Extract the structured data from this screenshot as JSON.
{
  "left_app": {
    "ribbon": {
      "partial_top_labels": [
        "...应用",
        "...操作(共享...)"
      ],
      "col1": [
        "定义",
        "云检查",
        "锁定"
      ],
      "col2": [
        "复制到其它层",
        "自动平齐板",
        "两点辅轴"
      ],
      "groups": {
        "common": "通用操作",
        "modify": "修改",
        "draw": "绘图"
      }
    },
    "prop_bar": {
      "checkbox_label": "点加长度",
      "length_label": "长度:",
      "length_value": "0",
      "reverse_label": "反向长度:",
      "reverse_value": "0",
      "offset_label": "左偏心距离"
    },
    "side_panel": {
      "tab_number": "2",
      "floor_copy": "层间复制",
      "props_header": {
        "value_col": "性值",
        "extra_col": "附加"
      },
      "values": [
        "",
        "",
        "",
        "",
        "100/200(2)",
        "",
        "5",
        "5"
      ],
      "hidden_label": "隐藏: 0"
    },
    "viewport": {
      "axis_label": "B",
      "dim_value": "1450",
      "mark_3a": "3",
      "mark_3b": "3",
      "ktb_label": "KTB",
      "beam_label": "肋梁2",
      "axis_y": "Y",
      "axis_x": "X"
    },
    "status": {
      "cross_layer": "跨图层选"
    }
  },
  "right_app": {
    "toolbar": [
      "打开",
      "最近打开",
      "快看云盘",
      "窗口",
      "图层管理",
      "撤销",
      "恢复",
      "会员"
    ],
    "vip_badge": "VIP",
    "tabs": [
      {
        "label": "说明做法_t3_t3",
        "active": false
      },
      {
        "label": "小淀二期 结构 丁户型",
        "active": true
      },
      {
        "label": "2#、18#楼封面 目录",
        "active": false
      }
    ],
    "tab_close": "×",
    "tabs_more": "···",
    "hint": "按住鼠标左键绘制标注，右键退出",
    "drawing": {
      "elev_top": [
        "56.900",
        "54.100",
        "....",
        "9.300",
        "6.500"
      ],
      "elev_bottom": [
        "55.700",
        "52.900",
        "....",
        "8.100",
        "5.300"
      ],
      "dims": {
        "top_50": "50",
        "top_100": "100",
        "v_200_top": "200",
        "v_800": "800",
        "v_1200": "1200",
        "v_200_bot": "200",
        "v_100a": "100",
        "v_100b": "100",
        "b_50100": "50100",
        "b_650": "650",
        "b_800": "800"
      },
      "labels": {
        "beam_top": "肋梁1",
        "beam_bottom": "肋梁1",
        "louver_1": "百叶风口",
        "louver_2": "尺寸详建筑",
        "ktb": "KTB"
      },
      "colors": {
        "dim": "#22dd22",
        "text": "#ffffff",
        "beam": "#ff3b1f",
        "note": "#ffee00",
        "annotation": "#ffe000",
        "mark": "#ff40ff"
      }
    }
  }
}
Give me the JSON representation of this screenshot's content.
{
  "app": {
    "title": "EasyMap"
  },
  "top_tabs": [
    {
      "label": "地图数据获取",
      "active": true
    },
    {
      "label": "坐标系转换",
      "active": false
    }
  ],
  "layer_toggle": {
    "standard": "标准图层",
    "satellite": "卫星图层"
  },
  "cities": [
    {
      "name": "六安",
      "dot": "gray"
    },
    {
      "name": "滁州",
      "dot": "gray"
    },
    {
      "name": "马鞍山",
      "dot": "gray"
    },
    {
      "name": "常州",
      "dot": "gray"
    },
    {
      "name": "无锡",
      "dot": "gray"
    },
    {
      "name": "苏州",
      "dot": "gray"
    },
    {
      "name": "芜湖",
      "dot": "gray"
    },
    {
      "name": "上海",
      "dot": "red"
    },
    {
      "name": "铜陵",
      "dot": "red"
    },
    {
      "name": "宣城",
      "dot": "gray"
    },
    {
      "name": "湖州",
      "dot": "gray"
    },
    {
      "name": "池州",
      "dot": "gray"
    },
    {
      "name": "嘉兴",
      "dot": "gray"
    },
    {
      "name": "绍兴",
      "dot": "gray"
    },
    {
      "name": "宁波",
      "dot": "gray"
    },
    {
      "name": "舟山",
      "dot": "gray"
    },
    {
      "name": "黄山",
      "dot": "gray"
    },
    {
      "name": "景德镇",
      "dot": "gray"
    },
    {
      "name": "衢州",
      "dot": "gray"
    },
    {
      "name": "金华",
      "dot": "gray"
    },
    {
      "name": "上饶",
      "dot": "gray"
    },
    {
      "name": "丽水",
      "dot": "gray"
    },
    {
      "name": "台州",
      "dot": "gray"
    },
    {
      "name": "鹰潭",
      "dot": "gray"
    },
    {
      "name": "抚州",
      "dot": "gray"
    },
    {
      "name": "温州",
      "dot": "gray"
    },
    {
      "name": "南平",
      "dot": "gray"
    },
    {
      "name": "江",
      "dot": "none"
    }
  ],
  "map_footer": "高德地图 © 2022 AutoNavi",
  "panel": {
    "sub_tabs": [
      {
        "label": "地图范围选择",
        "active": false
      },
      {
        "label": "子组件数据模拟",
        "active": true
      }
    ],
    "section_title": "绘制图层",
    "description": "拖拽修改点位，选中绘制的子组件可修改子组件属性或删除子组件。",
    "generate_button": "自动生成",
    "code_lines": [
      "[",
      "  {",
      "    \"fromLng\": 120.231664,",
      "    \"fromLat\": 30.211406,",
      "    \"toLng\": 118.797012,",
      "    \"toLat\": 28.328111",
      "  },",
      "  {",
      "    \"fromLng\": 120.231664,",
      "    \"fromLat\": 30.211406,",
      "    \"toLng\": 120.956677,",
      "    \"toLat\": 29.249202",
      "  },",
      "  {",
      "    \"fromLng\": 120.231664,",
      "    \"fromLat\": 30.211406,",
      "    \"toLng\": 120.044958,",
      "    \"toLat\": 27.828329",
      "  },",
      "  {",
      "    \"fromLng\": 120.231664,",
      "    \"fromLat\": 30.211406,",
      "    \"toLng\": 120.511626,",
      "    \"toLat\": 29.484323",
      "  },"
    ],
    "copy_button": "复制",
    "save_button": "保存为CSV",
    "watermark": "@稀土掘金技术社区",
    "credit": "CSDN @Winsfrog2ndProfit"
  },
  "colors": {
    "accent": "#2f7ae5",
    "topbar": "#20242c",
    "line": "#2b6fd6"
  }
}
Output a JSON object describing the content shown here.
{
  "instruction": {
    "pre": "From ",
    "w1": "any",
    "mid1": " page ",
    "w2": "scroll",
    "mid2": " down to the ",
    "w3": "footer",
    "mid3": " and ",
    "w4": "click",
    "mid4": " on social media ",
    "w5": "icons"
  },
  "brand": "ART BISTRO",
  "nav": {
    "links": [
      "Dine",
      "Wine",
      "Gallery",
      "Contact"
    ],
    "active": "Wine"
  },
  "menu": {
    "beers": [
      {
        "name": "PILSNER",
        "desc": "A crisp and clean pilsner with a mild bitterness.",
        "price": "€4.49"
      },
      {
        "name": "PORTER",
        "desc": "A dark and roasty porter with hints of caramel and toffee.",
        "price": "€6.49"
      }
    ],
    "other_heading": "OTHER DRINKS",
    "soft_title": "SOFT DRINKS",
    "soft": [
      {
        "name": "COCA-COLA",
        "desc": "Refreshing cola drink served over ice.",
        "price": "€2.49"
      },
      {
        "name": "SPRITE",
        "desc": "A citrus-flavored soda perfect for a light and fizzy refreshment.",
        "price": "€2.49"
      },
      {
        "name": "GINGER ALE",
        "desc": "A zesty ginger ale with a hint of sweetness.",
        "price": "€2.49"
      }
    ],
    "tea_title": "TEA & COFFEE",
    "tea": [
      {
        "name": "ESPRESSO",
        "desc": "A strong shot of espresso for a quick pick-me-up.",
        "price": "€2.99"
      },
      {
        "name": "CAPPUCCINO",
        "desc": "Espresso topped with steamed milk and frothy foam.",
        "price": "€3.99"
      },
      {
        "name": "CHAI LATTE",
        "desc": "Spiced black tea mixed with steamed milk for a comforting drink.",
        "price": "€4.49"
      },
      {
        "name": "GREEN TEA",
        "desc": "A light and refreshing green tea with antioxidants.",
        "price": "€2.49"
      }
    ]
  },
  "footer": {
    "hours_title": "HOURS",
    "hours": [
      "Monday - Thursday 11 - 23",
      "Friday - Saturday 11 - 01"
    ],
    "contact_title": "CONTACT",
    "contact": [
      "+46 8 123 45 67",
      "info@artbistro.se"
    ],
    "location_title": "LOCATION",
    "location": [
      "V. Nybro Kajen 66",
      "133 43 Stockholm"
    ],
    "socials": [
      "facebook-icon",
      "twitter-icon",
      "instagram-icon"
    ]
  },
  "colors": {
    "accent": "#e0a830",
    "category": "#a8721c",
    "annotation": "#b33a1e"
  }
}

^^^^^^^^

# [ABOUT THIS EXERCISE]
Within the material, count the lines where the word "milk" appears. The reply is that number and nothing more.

# [SOLUTION]
2